[Exercise instructions] Copy out every entry that follows, without a single picture.

Interface dataset entries
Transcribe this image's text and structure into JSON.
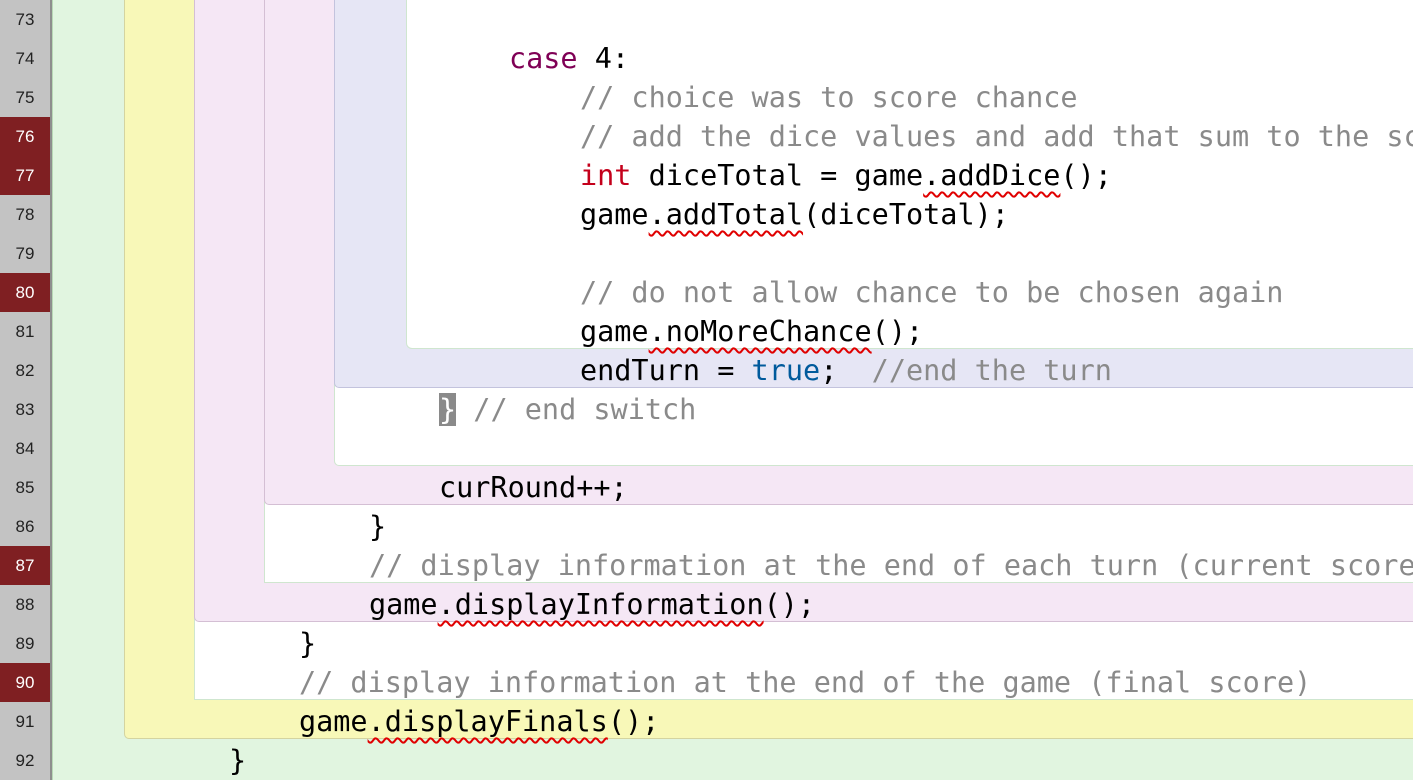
{
  "editor": {
    "line_numbers": [
      "73",
      "74",
      "75",
      "76",
      "77",
      "78",
      "79",
      "80",
      "81",
      "82",
      "83",
      "84",
      "85",
      "86",
      "87",
      "88",
      "89",
      "90",
      "91",
      "92"
    ],
    "breakpoint_lines": [
      "76",
      "77",
      "80",
      "87",
      "90"
    ],
    "colors": {
      "gutter_bg": "#c3c3c3",
      "breakpoint_bg": "#7f1f22",
      "scope_method": "#e1f5e0",
      "scope_loop_outer": "#f8f8b8",
      "scope_loop_inner": "#f5e7f5",
      "scope_switch": "#e6e6f5",
      "scope_case": "#ffffff",
      "keyword": "#7f0055",
      "type_keyword": "#c4001b",
      "literal": "#005a9c",
      "comment": "#8a8a8a",
      "error_underline": "#e00000"
    }
  },
  "code": {
    "l73": {
      "kw": "case",
      "rest": " 4:"
    },
    "l74": {
      "comment": "// choice was to score chance"
    },
    "l75": {
      "comment": "// add the dice values and add that sum to the score"
    },
    "l76": {
      "type": "int",
      "a": " diceTotal = game",
      "err": ".addDice",
      "b": "();"
    },
    "l77": {
      "a": "game",
      "err": ".addTotal",
      "b": "(diceTotal);"
    },
    "l79": {
      "comment": "// do not allow chance to be chosen again"
    },
    "l80": {
      "a": "game",
      "err": ".noMoreChance",
      "b": "();"
    },
    "l81": {
      "a": "endTurn = ",
      "lit": "true",
      "b": ";  ",
      "comment": "//end the turn"
    },
    "l82": {
      "brace": "}",
      "comment": " // end switch"
    },
    "l84": {
      "a": "curRound++;"
    },
    "l85": {
      "a": "}"
    },
    "l86": {
      "comment": "// display information at the end of each turn (current score)"
    },
    "l87": {
      "a": "game",
      "err": ".displayInformation",
      "b": "();"
    },
    "l88": {
      "a": "}"
    },
    "l89": {
      "comment": "// display information at the end of the game (final score)"
    },
    "l90": {
      "a": "game",
      "err": ".displayFinals",
      "b": "();"
    },
    "l91": {
      "a": "}"
    },
    "l92": {
      "a": "}"
    }
  }
}
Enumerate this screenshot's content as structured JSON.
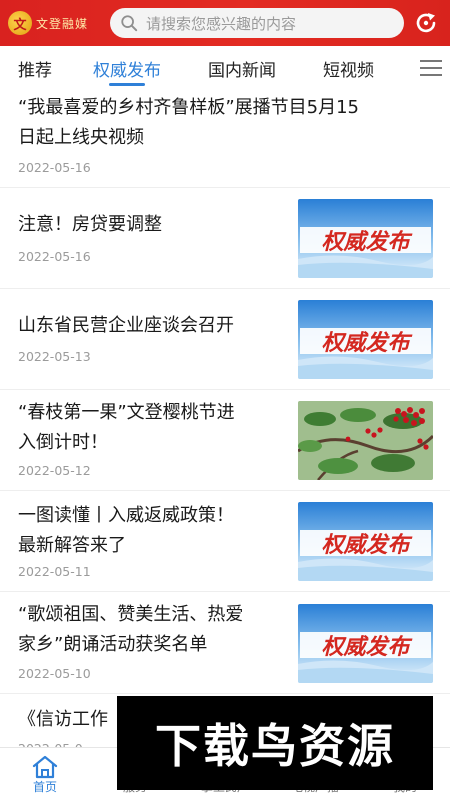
{
  "header": {
    "logo_mark": "文",
    "logo_text": "文登融媒",
    "search_placeholder": "请搜索您感兴趣的内容",
    "brand_color": "#e02a22"
  },
  "tabs": [
    {
      "label": "推荐",
      "active": false
    },
    {
      "label": "权威发布",
      "active": true
    },
    {
      "label": "国内新闻",
      "active": false
    },
    {
      "label": "短视频",
      "active": false
    }
  ],
  "accent_color": "#2f80d8",
  "news": [
    {
      "title_lines": [
        "“我最喜爱的乡村齐鲁样板”展播节目5月15",
        "日起上线央视频"
      ],
      "date": "2022-05-16",
      "thumb": "none"
    },
    {
      "title_lines": [
        "注意！房贷要调整"
      ],
      "date": "2022-05-16",
      "thumb": "quanwei"
    },
    {
      "title_lines": [
        "山东省民营企业座谈会召开"
      ],
      "date": "2022-05-13",
      "thumb": "quanwei"
    },
    {
      "title_lines": [
        "“春枝第一果”文登樱桃节进",
        "入倒计时！"
      ],
      "date": "2022-05-12",
      "thumb": "cherry"
    },
    {
      "title_lines": [
        "一图读懂丨入威返威政策！",
        "最新解答来了"
      ],
      "date": "2022-05-11",
      "thumb": "quanwei"
    },
    {
      "title_lines": [
        "“歌颂祖国、赞美生活、热爱",
        "家乡”朗诵活动获奖名单"
      ],
      "date": "2022-05-10",
      "thumb": "quanwei"
    },
    {
      "title_lines": [
        "《信访工作"
      ],
      "date": "2022-05-0",
      "thumb": "none"
    }
  ],
  "thumb_label": "权威发布",
  "bottom_nav": [
    {
      "label": "首页",
      "icon": "home-icon",
      "active": true
    },
    {
      "label": "服务",
      "icon": "service-icon",
      "active": false
    },
    {
      "label": "掌上民声",
      "icon": "voice-icon",
      "active": false
    },
    {
      "label": "电视广播",
      "icon": "tv-icon",
      "active": false
    },
    {
      "label": "我的",
      "icon": "user-icon",
      "active": false
    }
  ],
  "watermark": "下载鸟资源"
}
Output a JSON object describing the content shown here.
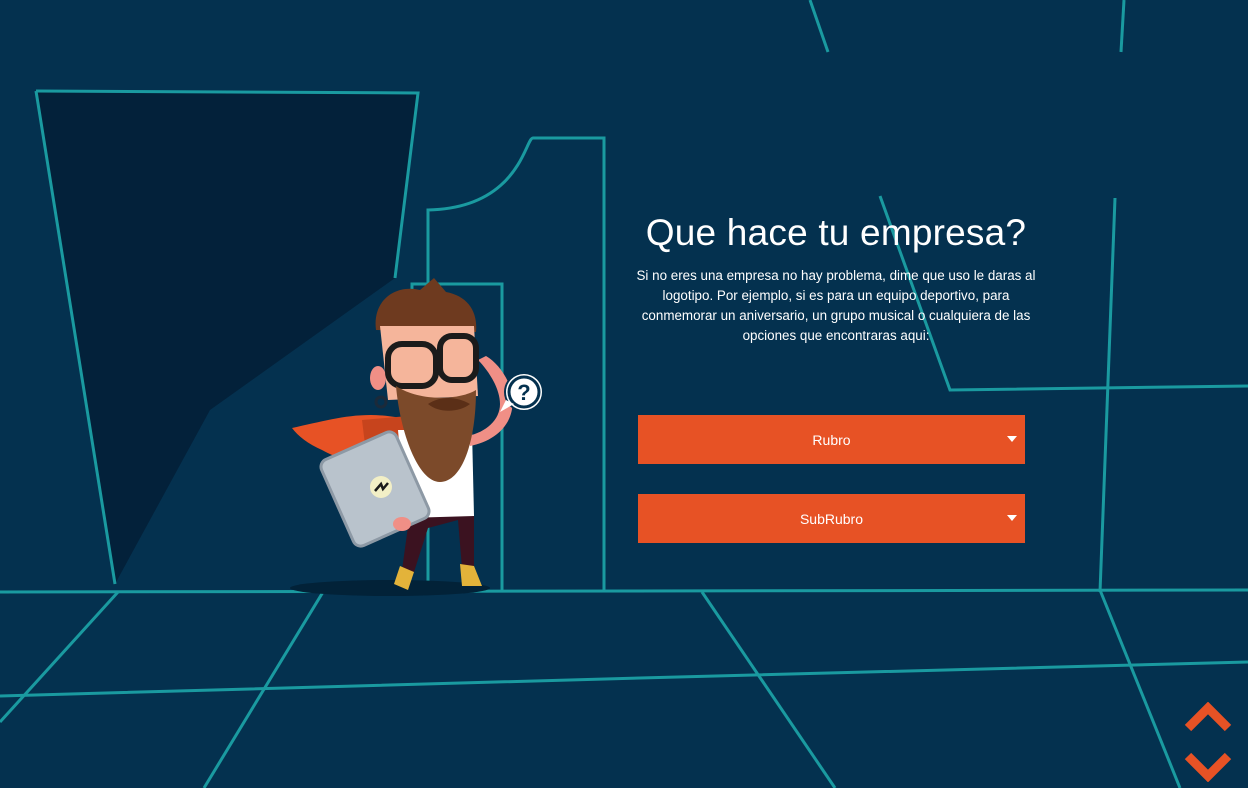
{
  "intro": {
    "title": "Que hace tu empresa?",
    "description": "Si no eres una empresa no hay problema, dime que uso le daras al logotipo. Por ejemplo, si es para un equipo deportivo, para conmemorar un aniversario, un grupo musical o cualquiera de las opciones que encontraras aqui:"
  },
  "selects": {
    "rubro_label": "Rubro",
    "subrubro_label": "SubRubro"
  },
  "navigation": {
    "up_icon": "chevron-up-icon",
    "down_icon": "chevron-down-icon"
  },
  "character": {
    "speech_bubble_symbol": "?"
  },
  "colors": {
    "background": "#04314f",
    "accent": "#e75225",
    "line": "#1a9aa0",
    "text": "#ffffff"
  }
}
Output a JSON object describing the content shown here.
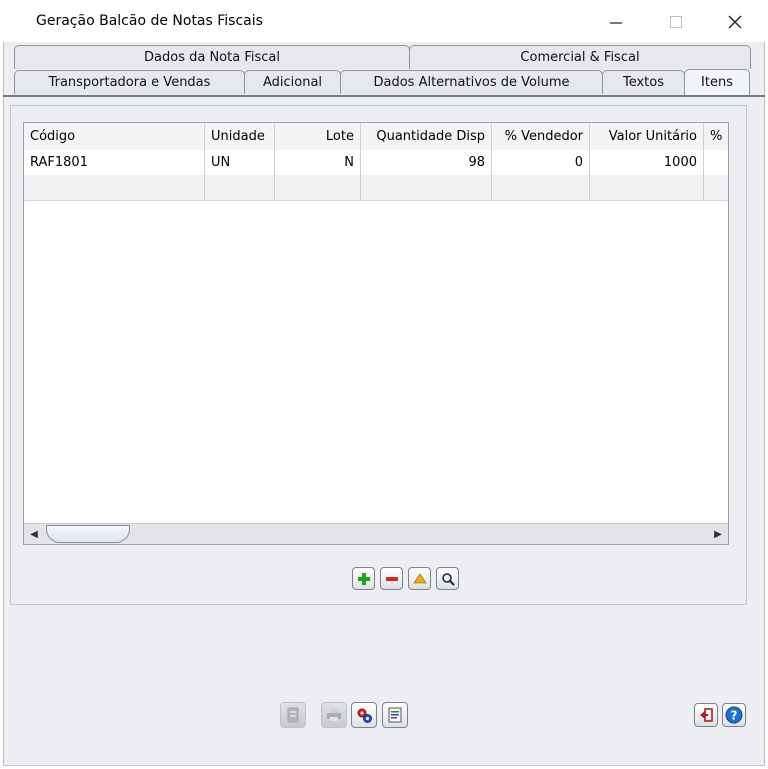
{
  "window": {
    "title": "Geração Balcão de Notas Fiscais"
  },
  "tabs_row1": [
    "Dados da Nota Fiscal",
    "Comercial & Fiscal"
  ],
  "tabs_row2": [
    "Transportadora e Vendas",
    "Adicional",
    "Dados Alternativos de Volume",
    "Textos",
    "Itens"
  ],
  "active_tab": "Itens",
  "grid": {
    "columns": [
      "Código",
      "Unidade",
      "Lote",
      "Quantidade Disp",
      "% Vendedor",
      "Valor Unitário",
      "%"
    ],
    "rows": [
      [
        "RAF1801",
        "UN",
        "N",
        "98",
        "0",
        "1000",
        ""
      ]
    ]
  },
  "icons": {
    "add": "plus-icon",
    "remove": "minus-icon",
    "up": "arrow-up-icon",
    "search": "magnifier-icon",
    "doc": "document-icon",
    "print": "printer-icon",
    "process": "gears-icon",
    "report": "report-icon",
    "exit": "exit-icon",
    "help": "help-icon"
  },
  "colors": {
    "add": "#22a022",
    "remove": "#d32626",
    "up": "#f0a818",
    "exit": "#b11e1e",
    "help": "#1f6fd0"
  }
}
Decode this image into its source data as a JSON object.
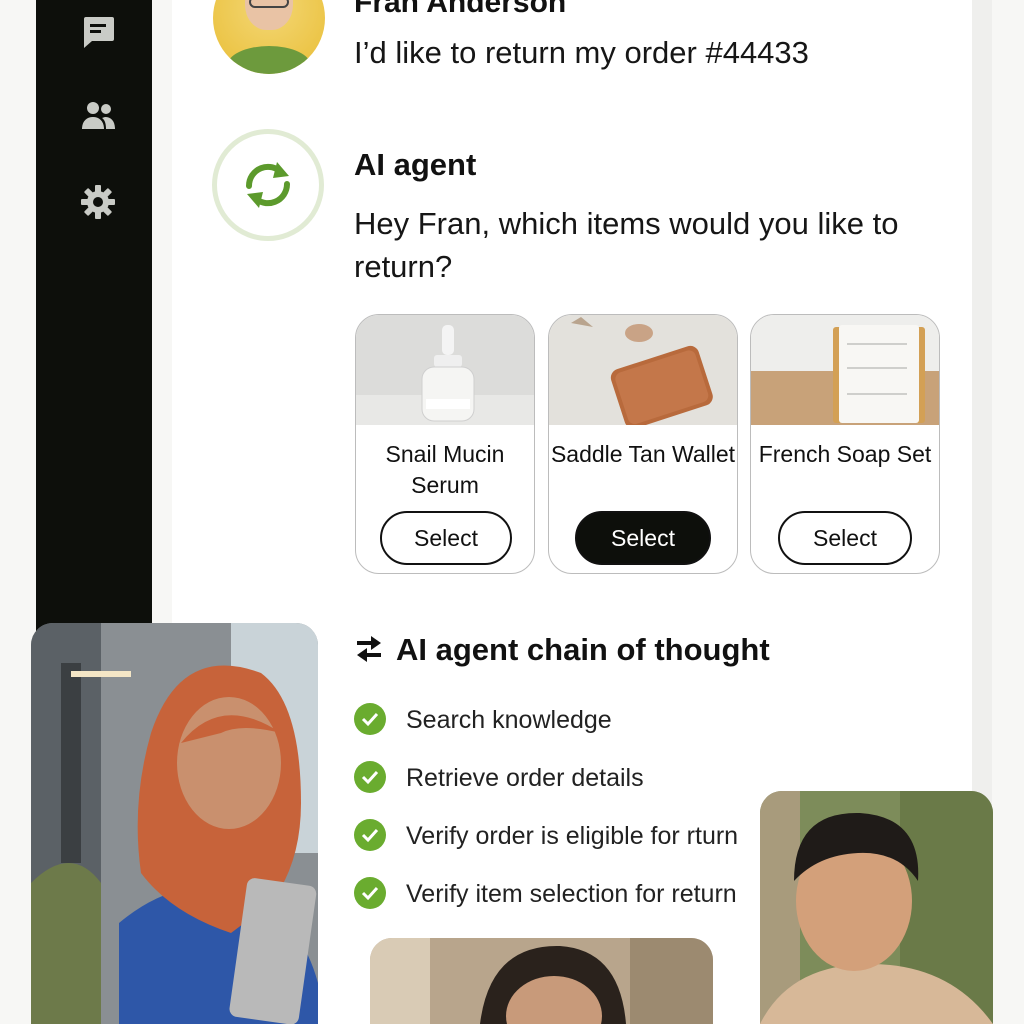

[Written response]
Transcribe this image's text and structure into JSON.
{
  "editor": {
    "line_numbers": [
      "73",
      "74",
      "75",
      "76",
      "77",
      "78",
      "79",
      "80",
      "81",
      "82",
      "83",
      "84",
      "85",
      "86",
      "87",
      "88",
      "89",
      "90",
      "91",
      "92"
    ],
    "breakpoint_lines": [
      "76",
      "77",
      "80",
      "87",
      "90"
    ],
    "colors": {
      "gutter_bg": "#c3c3c3",
      "breakpoint_bg": "#7f1f22",
      "scope_method": "#e1f5e0",
      "scope_loop_outer": "#f8f8b8",
      "scope_loop_inner": "#f5e7f5",
      "scope_switch": "#e6e6f5",
      "scope_case": "#ffffff",
      "keyword": "#7f0055",
      "type_keyword": "#c4001b",
      "literal": "#005a9c",
      "comment": "#8a8a8a",
      "error_underline": "#e00000"
    }
  },
  "code": {
    "l73": {
      "kw": "case",
      "rest": " 4:"
    },
    "l74": {
      "comment": "// choice was to score chance"
    },
    "l75": {
      "comment": "// add the dice values and add that sum to the score"
    },
    "l76": {
      "type": "int",
      "a": " diceTotal = game",
      "err": ".addDice",
      "b": "();"
    },
    "l77": {
      "a": "game",
      "err": ".addTotal",
      "b": "(diceTotal);"
    },
    "l79": {
      "comment": "// do not allow chance to be chosen again"
    },
    "l80": {
      "a": "game",
      "err": ".noMoreChance",
      "b": "();"
    },
    "l81": {
      "a": "endTurn = ",
      "lit": "true",
      "b": ";  ",
      "comment": "//end the turn"
    },
    "l82": {
      "brace": "}",
      "comment": " // end switch"
    },
    "l84": {
      "a": "curRound++;"
    },
    "l85": {
      "a": "}"
    },
    "l86": {
      "comment": "// display information at the end of each turn (current score)"
    },
    "l87": {
      "a": "game",
      "err": ".displayInformation",
      "b": "();"
    },
    "l88": {
      "a": "}"
    },
    "l89": {
      "comment": "// display information at the end of the game (final score)"
    },
    "l90": {
      "a": "game",
      "err": ".displayFinals",
      "b": "();"
    },
    "l91": {
      "a": "}"
    },
    "l92": {
      "a": "}"
    }
  }
}
Enumerate this screenshot's content as structured JSON.
{
  "header": {
    "logo_mark": "文",
    "logo_text": "文登融媒",
    "search_placeholder": "请搜索您感兴趣的内容",
    "brand_color": "#e02a22"
  },
  "tabs": [
    {
      "label": "推荐",
      "active": false
    },
    {
      "label": "权威发布",
      "active": true
    },
    {
      "label": "国内新闻",
      "active": false
    },
    {
      "label": "短视频",
      "active": false
    }
  ],
  "accent_color": "#2f80d8",
  "news": [
    {
      "title_lines": [
        "“我最喜爱的乡村齐鲁样板”展播节目5月15",
        "日起上线央视频"
      ],
      "date": "2022-05-16",
      "thumb": "none"
    },
    {
      "title_lines": [
        "注意！房贷要调整"
      ],
      "date": "2022-05-16",
      "thumb": "quanwei"
    },
    {
      "title_lines": [
        "山东省民营企业座谈会召开"
      ],
      "date": "2022-05-13",
      "thumb": "quanwei"
    },
    {
      "title_lines": [
        "“春枝第一果”文登樱桃节进",
        "入倒计时！"
      ],
      "date": "2022-05-12",
      "thumb": "cherry"
    },
    {
      "title_lines": [
        "一图读懂丨入威返威政策！",
        "最新解答来了"
      ],
      "date": "2022-05-11",
      "thumb": "quanwei"
    },
    {
      "title_lines": [
        "“歌颂祖国、赞美生活、热爱",
        "家乡”朗诵活动获奖名单"
      ],
      "date": "2022-05-10",
      "thumb": "quanwei"
    },
    {
      "title_lines": [
        "《信访工作"
      ],
      "date": "2022-05-0",
      "thumb": "none"
    }
  ],
  "thumb_label": "权威发布",
  "bottom_nav": [
    {
      "label": "首页",
      "icon": "home-icon",
      "active": true
    },
    {
      "label": "服务",
      "icon": "service-icon",
      "active": false
    },
    {
      "label": "掌上民声",
      "icon": "voice-icon",
      "active": false
    },
    {
      "label": "电视广播",
      "icon": "tv-icon",
      "active": false
    },
    {
      "label": "我的",
      "icon": "user-icon",
      "active": false
    }
  ],
  "watermark": "下载鸟资源"
}
Output a JSON object describing the content shown here.
{
  "intro": {
    "title": "Que hace tu empresa?",
    "description": "Si no eres una empresa no hay problema, dime que uso le daras al logotipo. Por ejemplo, si es para un equipo deportivo, para conmemorar un aniversario, un grupo musical o cualquiera de las opciones que encontraras aqui:"
  },
  "selects": {
    "rubro_label": "Rubro",
    "subrubro_label": "SubRubro"
  },
  "navigation": {
    "up_icon": "chevron-up-icon",
    "down_icon": "chevron-down-icon"
  },
  "character": {
    "speech_bubble_symbol": "?"
  },
  "colors": {
    "background": "#04314f",
    "accent": "#e75225",
    "line": "#1a9aa0",
    "text": "#ffffff"
  }
}
Output a JSON object describing the content shown here.
{
  "window": {
    "title": "Geração Balcão de Notas Fiscais"
  },
  "tabs_row1": [
    "Dados da Nota Fiscal",
    "Comercial & Fiscal"
  ],
  "tabs_row2": [
    "Transportadora e Vendas",
    "Adicional",
    "Dados Alternativos de Volume",
    "Textos",
    "Itens"
  ],
  "active_tab": "Itens",
  "grid": {
    "columns": [
      "Código",
      "Unidade",
      "Lote",
      "Quantidade Disp",
      "% Vendedor",
      "Valor Unitário",
      "%"
    ],
    "rows": [
      [
        "RAF1801",
        "UN",
        "N",
        "98",
        "0",
        "1000",
        ""
      ]
    ]
  },
  "icons": {
    "add": "plus-icon",
    "remove": "minus-icon",
    "up": "arrow-up-icon",
    "search": "magnifier-icon",
    "doc": "document-icon",
    "print": "printer-icon",
    "process": "gears-icon",
    "report": "report-icon",
    "exit": "exit-icon",
    "help": "help-icon"
  },
  "colors": {
    "add": "#22a022",
    "remove": "#d32626",
    "up": "#f0a818",
    "exit": "#b11e1e",
    "help": "#1f6fd0"
  }
}
Decode this image into its source data as a JSON object.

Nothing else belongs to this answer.